Website and app data records
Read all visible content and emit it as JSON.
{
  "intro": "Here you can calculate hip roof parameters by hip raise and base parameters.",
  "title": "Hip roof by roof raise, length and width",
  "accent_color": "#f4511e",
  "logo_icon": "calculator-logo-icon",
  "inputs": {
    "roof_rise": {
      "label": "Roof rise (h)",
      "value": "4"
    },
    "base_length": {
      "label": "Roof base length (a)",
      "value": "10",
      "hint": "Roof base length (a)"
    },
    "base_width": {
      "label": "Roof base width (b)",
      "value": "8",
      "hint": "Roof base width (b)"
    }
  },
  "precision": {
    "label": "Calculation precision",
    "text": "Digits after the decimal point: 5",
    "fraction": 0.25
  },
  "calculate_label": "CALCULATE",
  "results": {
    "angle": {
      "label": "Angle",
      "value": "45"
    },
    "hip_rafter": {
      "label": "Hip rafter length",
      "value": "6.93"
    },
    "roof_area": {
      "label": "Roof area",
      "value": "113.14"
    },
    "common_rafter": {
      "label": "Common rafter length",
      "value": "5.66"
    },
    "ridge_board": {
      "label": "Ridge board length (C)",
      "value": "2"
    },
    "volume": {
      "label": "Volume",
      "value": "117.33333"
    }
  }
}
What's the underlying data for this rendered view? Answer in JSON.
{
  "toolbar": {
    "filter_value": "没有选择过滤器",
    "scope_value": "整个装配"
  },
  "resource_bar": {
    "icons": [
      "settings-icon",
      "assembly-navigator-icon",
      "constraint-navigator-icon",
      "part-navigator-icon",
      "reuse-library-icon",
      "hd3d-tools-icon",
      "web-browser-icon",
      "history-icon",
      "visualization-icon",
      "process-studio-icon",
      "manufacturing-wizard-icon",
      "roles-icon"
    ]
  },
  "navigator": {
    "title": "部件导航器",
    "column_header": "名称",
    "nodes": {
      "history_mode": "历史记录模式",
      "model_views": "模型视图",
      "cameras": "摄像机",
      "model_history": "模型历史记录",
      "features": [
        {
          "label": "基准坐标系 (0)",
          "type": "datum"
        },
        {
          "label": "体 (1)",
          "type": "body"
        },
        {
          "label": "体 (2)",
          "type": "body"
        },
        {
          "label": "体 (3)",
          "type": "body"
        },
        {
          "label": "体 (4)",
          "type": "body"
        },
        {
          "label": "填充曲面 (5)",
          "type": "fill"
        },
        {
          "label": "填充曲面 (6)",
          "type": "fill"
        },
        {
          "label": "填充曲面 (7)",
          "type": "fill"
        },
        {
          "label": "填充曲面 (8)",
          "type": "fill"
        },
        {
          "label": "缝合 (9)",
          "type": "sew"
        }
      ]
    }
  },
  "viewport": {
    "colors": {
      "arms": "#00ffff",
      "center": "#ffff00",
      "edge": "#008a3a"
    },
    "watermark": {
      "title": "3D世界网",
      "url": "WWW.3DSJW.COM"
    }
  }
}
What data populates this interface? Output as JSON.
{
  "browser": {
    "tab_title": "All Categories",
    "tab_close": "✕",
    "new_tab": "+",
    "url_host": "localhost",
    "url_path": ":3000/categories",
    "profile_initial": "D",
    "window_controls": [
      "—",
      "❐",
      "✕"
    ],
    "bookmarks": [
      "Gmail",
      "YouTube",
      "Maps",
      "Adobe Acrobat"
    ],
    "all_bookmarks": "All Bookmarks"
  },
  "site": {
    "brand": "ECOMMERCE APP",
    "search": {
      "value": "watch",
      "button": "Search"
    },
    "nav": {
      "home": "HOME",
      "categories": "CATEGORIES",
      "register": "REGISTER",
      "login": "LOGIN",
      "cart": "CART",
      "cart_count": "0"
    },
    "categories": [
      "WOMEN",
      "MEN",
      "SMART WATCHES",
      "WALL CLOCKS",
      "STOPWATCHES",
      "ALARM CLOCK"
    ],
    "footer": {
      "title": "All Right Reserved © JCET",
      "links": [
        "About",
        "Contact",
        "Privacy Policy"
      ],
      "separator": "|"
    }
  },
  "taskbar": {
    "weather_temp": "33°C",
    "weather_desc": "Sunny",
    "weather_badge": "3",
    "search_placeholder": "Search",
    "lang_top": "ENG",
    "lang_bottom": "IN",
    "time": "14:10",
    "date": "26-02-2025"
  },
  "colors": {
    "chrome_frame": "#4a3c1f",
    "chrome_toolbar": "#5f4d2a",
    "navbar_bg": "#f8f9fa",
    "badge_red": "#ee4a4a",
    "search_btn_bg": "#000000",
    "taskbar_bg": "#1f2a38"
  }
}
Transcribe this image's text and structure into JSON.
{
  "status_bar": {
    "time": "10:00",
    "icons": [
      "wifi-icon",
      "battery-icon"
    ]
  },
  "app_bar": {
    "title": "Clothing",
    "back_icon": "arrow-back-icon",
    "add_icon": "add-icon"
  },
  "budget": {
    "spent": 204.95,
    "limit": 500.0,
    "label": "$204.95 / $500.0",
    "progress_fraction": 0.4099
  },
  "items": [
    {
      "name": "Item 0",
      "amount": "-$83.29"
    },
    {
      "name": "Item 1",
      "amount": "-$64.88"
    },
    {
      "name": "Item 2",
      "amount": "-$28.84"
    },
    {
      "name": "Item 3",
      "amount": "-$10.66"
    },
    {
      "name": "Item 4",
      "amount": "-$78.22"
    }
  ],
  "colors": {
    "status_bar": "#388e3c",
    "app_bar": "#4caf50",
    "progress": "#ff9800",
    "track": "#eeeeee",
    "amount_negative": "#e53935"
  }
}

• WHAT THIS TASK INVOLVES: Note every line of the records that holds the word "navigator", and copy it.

• SOLUTION FOR THIS PROBLEM:
      "assembly-navigator-icon",
      "constraint-navigator-icon",
      "part-navigator-icon",
  "navigator": {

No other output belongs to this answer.